• WORK REQUEST:
How many lines of the material below contain the string "applied"? Answer with the number and nothing else.

********************

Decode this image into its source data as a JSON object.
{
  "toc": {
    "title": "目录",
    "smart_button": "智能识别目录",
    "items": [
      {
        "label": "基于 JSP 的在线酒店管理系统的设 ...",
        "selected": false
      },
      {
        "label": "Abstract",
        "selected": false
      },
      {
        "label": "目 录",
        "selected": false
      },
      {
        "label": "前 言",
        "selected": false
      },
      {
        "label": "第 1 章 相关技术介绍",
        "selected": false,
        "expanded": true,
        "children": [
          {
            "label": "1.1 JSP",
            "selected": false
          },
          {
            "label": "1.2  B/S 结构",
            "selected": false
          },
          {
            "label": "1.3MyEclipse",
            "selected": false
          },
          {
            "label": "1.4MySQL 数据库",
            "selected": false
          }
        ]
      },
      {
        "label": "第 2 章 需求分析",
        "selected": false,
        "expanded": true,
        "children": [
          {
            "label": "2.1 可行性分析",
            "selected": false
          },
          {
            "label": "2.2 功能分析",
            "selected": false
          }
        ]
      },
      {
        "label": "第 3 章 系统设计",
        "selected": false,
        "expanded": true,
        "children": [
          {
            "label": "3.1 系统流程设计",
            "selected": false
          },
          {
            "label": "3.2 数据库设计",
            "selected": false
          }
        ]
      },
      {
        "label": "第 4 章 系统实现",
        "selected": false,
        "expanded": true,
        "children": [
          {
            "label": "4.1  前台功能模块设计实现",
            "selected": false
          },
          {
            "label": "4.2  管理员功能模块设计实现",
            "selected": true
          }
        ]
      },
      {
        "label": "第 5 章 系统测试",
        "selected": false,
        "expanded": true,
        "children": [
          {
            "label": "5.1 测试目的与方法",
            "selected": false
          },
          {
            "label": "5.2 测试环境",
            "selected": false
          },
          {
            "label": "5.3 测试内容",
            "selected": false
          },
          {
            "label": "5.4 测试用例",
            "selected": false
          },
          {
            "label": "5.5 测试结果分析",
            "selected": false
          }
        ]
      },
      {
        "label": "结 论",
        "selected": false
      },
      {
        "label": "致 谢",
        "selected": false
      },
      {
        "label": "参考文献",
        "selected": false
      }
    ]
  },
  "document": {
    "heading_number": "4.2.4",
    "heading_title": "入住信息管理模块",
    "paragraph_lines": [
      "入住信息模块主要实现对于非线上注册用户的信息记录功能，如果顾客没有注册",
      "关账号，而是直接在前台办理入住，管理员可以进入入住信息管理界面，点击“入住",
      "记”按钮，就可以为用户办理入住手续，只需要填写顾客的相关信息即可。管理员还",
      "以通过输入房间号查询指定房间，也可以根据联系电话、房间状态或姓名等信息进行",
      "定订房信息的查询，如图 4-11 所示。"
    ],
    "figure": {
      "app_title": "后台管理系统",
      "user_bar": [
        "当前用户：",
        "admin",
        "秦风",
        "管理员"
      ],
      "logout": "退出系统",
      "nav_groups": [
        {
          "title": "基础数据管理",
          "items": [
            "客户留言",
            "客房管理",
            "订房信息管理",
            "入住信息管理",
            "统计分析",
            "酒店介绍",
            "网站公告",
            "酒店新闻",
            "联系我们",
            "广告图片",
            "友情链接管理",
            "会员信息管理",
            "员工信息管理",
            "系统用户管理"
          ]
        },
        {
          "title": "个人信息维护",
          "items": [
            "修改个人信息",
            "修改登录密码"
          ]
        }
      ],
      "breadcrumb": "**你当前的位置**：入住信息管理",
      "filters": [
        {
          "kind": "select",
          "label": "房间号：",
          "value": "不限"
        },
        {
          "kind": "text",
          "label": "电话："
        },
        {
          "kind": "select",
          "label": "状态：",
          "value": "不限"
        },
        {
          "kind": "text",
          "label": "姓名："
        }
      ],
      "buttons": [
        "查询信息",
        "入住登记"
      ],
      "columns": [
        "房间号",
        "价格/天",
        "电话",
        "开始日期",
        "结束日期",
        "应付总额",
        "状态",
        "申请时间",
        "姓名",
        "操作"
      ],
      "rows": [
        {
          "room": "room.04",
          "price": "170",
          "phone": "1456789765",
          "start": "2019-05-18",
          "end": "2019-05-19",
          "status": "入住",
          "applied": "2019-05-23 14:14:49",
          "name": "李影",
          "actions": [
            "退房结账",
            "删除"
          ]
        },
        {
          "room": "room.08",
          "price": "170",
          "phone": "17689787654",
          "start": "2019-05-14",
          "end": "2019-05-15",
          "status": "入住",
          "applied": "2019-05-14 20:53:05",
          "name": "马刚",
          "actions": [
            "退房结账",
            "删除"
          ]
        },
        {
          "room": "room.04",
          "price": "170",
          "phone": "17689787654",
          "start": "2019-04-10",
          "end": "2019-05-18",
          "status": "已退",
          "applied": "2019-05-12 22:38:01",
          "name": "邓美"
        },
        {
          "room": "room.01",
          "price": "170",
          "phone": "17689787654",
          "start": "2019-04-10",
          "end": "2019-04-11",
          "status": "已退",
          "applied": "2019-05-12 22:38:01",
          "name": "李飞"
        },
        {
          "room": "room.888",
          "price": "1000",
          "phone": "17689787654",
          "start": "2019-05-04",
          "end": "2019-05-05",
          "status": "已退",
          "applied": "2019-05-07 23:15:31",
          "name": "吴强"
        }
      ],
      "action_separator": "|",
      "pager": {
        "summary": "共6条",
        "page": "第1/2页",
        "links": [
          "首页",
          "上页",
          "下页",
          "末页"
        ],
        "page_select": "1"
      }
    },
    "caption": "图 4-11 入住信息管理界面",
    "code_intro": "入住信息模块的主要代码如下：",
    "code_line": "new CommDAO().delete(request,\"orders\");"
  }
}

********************

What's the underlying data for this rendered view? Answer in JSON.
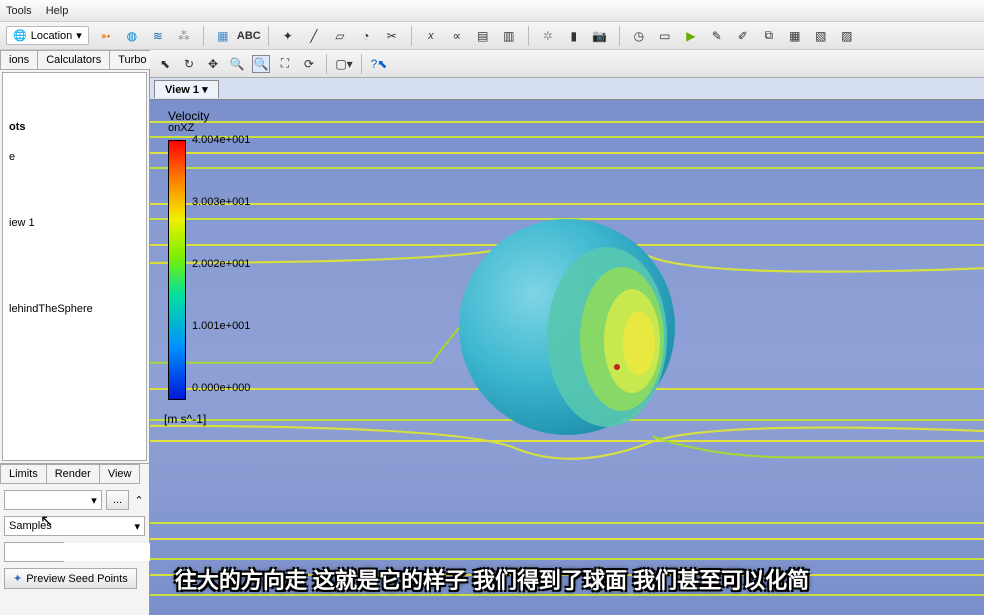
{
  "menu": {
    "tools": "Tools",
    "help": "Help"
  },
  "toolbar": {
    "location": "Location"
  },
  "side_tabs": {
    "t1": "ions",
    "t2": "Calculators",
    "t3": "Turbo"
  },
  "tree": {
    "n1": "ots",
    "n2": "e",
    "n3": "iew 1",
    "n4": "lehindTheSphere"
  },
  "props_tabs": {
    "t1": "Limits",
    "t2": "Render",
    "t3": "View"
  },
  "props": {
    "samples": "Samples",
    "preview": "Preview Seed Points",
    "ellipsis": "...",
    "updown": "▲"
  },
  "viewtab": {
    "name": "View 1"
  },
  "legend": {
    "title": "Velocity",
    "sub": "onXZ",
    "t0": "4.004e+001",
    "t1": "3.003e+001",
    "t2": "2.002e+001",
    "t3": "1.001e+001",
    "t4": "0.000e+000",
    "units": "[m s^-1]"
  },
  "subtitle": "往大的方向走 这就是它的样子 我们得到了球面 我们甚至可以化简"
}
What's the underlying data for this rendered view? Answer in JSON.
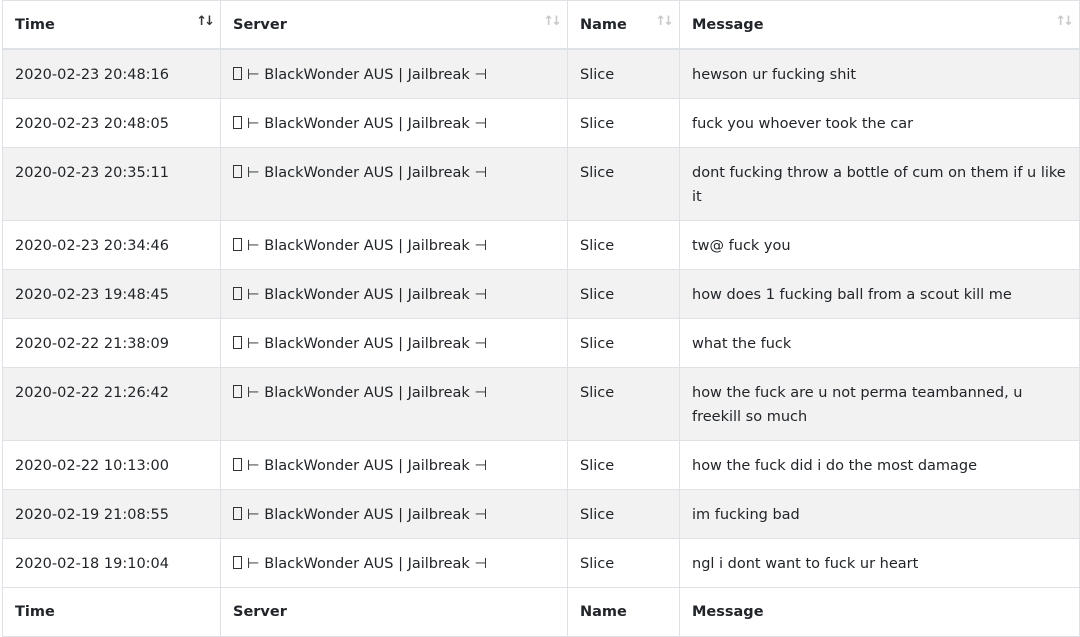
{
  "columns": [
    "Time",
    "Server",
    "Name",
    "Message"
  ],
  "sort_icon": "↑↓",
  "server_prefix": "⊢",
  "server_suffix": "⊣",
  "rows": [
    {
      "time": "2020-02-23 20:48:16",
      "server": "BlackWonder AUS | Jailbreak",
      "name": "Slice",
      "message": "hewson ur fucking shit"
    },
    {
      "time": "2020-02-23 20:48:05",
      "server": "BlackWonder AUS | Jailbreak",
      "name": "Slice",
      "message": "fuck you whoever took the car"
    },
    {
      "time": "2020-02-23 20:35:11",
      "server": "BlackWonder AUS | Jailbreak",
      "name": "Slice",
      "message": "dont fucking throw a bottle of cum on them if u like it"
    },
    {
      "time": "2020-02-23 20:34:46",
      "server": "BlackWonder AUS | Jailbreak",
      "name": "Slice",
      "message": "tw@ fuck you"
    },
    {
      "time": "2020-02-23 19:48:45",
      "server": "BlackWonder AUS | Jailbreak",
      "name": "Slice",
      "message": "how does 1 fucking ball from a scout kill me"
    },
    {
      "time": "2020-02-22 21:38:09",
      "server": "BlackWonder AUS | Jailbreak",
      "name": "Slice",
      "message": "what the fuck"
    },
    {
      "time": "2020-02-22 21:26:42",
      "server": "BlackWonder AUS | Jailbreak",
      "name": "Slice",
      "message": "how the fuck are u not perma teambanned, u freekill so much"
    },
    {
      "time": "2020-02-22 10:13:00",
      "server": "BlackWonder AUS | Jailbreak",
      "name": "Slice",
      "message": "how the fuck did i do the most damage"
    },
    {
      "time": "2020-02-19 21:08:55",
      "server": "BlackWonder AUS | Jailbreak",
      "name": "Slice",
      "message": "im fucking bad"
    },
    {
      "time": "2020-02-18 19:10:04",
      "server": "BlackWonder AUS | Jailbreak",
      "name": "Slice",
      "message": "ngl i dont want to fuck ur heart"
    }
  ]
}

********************

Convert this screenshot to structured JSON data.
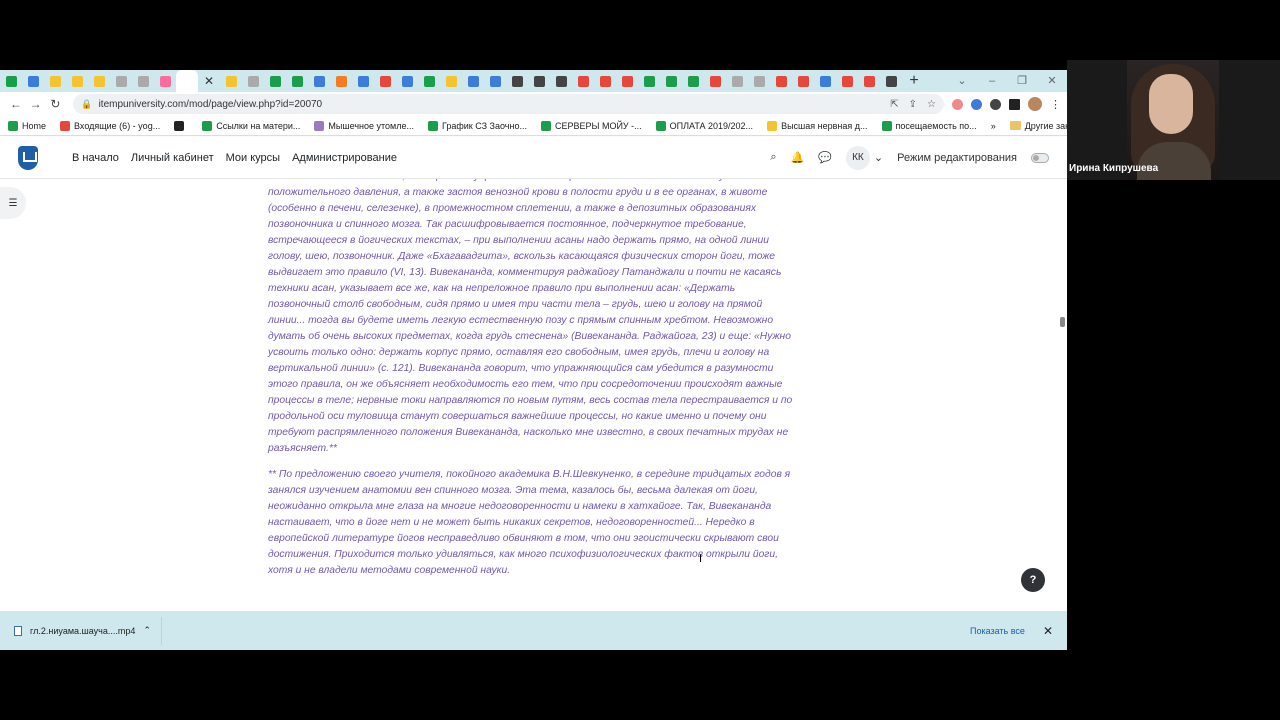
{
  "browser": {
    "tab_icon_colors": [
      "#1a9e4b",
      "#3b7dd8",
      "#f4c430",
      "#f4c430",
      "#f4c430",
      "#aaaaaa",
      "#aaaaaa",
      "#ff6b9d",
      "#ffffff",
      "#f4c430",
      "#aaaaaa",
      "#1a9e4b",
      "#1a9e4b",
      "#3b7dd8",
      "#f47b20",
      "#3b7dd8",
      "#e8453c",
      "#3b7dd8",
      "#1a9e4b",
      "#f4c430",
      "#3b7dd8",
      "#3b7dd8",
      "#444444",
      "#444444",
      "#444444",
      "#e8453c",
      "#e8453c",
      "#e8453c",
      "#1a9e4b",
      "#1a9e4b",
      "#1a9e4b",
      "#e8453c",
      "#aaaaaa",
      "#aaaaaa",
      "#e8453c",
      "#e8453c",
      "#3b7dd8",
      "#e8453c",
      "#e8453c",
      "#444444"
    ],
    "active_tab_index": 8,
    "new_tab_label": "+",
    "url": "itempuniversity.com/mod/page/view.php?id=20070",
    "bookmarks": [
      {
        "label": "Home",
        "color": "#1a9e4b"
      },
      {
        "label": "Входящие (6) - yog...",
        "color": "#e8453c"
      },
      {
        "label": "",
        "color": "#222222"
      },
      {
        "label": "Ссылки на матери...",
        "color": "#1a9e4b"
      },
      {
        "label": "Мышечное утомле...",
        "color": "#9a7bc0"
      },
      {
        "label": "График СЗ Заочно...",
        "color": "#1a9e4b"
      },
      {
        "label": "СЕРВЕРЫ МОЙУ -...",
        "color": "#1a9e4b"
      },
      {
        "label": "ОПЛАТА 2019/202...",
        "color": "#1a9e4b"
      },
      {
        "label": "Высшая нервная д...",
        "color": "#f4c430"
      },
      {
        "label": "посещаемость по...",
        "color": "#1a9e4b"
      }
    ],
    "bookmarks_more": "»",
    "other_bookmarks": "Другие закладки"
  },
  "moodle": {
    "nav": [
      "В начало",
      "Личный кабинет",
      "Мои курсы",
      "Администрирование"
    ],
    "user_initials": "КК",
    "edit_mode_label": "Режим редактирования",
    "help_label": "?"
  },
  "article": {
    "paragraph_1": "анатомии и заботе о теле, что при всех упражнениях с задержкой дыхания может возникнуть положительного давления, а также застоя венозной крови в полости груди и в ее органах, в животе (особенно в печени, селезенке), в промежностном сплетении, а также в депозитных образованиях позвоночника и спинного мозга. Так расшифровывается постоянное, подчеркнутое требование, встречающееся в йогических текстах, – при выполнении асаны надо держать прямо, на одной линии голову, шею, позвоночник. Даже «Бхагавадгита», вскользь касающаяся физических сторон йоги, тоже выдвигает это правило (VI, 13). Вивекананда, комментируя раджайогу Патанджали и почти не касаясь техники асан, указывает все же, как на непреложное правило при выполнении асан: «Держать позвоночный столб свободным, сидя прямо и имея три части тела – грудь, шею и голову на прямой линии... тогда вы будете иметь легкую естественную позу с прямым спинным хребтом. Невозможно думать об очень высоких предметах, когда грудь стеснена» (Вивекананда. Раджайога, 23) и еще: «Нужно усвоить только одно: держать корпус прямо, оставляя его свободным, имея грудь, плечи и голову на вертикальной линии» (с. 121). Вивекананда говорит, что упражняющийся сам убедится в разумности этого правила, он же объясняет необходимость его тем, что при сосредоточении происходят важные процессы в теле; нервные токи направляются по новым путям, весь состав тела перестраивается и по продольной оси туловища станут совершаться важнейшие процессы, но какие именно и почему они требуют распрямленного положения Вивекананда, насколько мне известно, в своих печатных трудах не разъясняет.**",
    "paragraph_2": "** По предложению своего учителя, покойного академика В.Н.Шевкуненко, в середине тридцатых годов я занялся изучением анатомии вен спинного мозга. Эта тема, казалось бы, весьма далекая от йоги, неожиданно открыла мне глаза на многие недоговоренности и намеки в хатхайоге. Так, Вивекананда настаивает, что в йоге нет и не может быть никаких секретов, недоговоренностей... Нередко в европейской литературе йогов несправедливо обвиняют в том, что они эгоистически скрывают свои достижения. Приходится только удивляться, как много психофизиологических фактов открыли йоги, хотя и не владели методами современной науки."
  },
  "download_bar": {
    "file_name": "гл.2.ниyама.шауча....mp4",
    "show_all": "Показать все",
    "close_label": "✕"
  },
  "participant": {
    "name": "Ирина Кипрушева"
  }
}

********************

• ANSWER TO THE PROBLEM:
5